Focus: Craters in a Sandbox
Large lunar craters have stories to tell about explosive collisions of meteorites with the moon. But to interpret them fully, researchers need to learn in detail how they are created. Two teams have discovered that balls dropped into sand and other granular matter form craters remarkably similar to those on the moon. In the 16 May PRL, one team reports the relationships between a colliding object’s energy and the diameter and depth of impact craters. A second team, reporting in the 4 September PRL, recreated a variety of lunar crater shapes and examined the relationship between shape and energy of impact.
Some researchers have attempted to model meteorite impacts with explosive charges set in the ground, but the craters formed don’t have the more complex features of large lunar craters. Still, geophysicists have developed a rule of thumb that both crater diameter and depth increase with impact energy according to a formula where energy is raised to the 1/4 power. Even so, says Douglas Durian of the University of California at Los Angeles (UCLA), the conventional theory doesn’t give much insight into how the ground reacts to an impact, nor into what creates the distinctive crater shapes.
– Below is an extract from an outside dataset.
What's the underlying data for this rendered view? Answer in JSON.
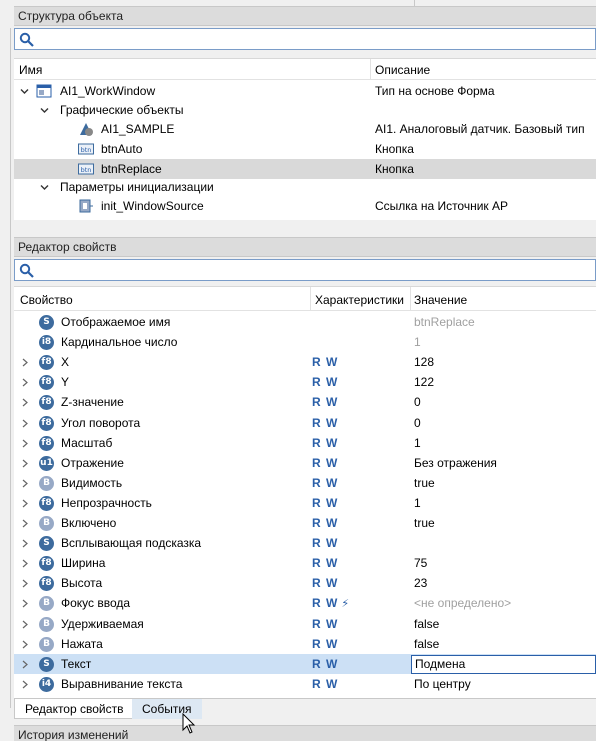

John de Bruyn, of Memorial University of Newfoundland in St. John’s, Canada, says that his group wasn’t originally interested in craters at all, but was considering the crown-shaped splash that appears when an object is dropped into a liquid. “We had just acquired a high-speed camera, and my post-doc was interested in seeing crown splashes in sand.” It turned out that sand doesn’t splash like a liquid, but the resulting pits looked a lot like craters on the moon.
De Bruyn’s group dropped a steel ball into a container of glass beads of various sizes. They found that the geophysical rule of thumb for depth and diameter was approximately true, even though glass is nothing like moon rock, and the steel ball was hitting with much less energy than a meteorite. The team also showed that their crater structures were very similar to lunar craters. They created simple bowls with raised rims, bowls with small mountains in the middle, and bowls with rings around them, depending on the impact energy and bead size. The team now wants to learn in more detail how a variety of factors influence crater shape.
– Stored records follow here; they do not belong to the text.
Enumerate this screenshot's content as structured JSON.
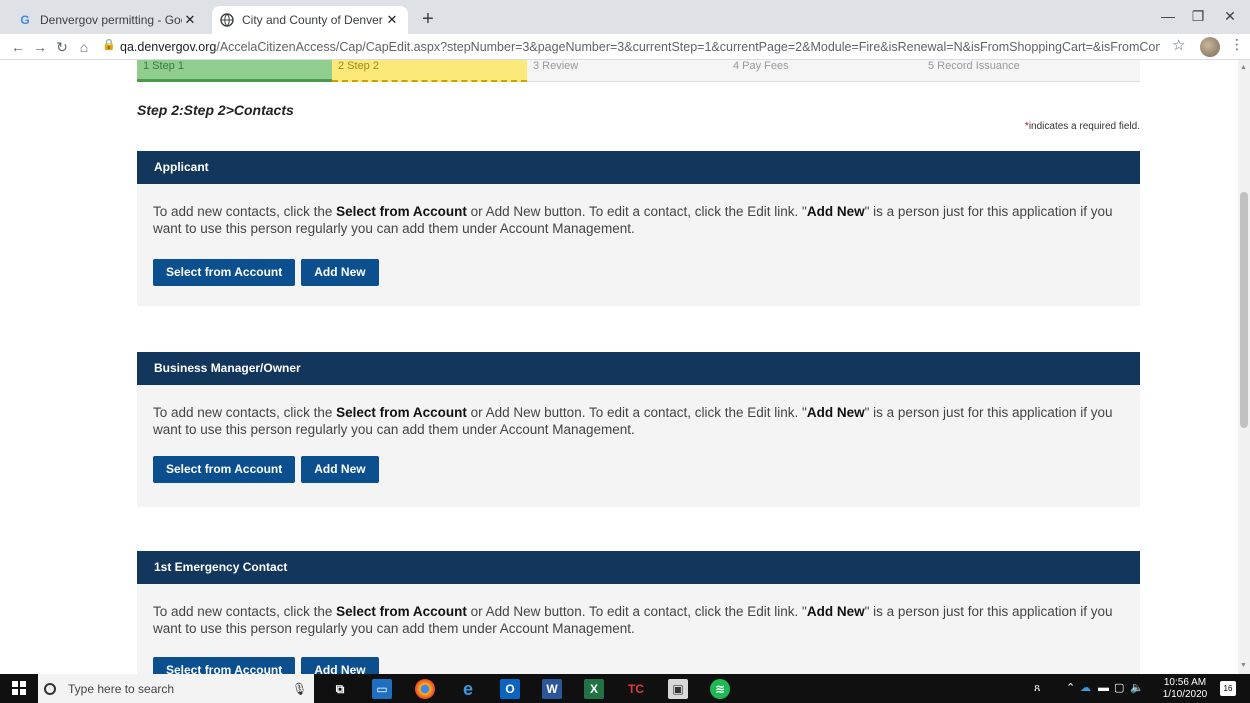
{
  "browser": {
    "tabs": [
      {
        "title": "Denvergov permitting - Google S",
        "favicon": "G",
        "active": false
      },
      {
        "title": "City and County of Denver | ePer",
        "favicon": "globe-icon",
        "active": true
      }
    ],
    "url_host": "qa.denvergov.org",
    "url_path": "/AccelaCitizenAccess/Cap/CapEdit.aspx?stepNumber=3&pageNumber=3&currentStep=1&currentPage=2&Module=Fire&isRenewal=N&isFromShoppingCart=&isFromConfirmPage=..."
  },
  "steps": [
    {
      "label": "1 Step 1"
    },
    {
      "label": "2 Step 2"
    },
    {
      "label": "3 Review"
    },
    {
      "label": "4 Pay Fees"
    },
    {
      "label": "5 Record Issuance"
    }
  ],
  "page": {
    "section_title": "Step 2:Step 2>Contacts",
    "required_mark": "*",
    "required_text": "indicates a required field."
  },
  "contact_blocks": [
    {
      "title": "Applicant"
    },
    {
      "title": "Business Manager/Owner"
    },
    {
      "title": "1st Emergency Contact"
    }
  ],
  "instructions": {
    "part1": "To add new contacts, click the ",
    "select_bold": "Select from Account",
    "part2": " or Add New button. To edit a contact, click the Edit link.    \"",
    "addnew_bold": "Add New",
    "part3": "\" is a person just for this application if you want to use this person regularly you can add them under Account Management."
  },
  "buttons": {
    "select_from_account": "Select from Account",
    "add_new": "Add New"
  },
  "taskbar": {
    "search_placeholder": "Type here to search",
    "time": "10:56 AM",
    "date": "1/10/2020",
    "notifications": "16"
  }
}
Durian and his colleagues dropped balls of many different materials and densities–from silicone rubber to ceramic–into materials such as sand, popcorn, and ice cream sprinkles. But the materials didn’t matter much; the depth was mainly affected by the density and diameter of the ball and the height from which it was dropped. Their crater diameters followed the “energy to the 1/4 power” rule of thumb, but the depth didn’t depend on energy in a simple way. This result doesn’t contradict the work of de Bruyn’s team because the UCLA researchers defined depth by measuring to the bottom of the buried ball, which was deeper than the bottom of the crater.
An old theory predicts a depth exponent of 1/4 by assuming that most of the meteorite’s energy goes into lifting grains out of the crater space. But Durian suspects that granular materials can dissipate energy in a different way. At the early moments after impact, the grains may “seize up” and react like a solid mass before allowing the object to penetrate moments later. The same effect prevents you from slapping your open hand down through sand at the beach, even though it yields with a gentler push. Durian says that a better theory would account for this property and might agree more closely with his team’s depth data.
“There is surely a great deal of internal energy dissipation that does not go into just lifting particles,” says Robert Behringer of Duke University in Durham, North Carolina. He thinks Durian’s paper is “potentially important.” Lev Tsimring of the University of California at San Diego says that the two papers give him hope that researchers can “understand geological events by doing small-scale experiments and relatively simple simulations.”
Kim Krieger is a freelance science writer in Norwalk, Connecticut.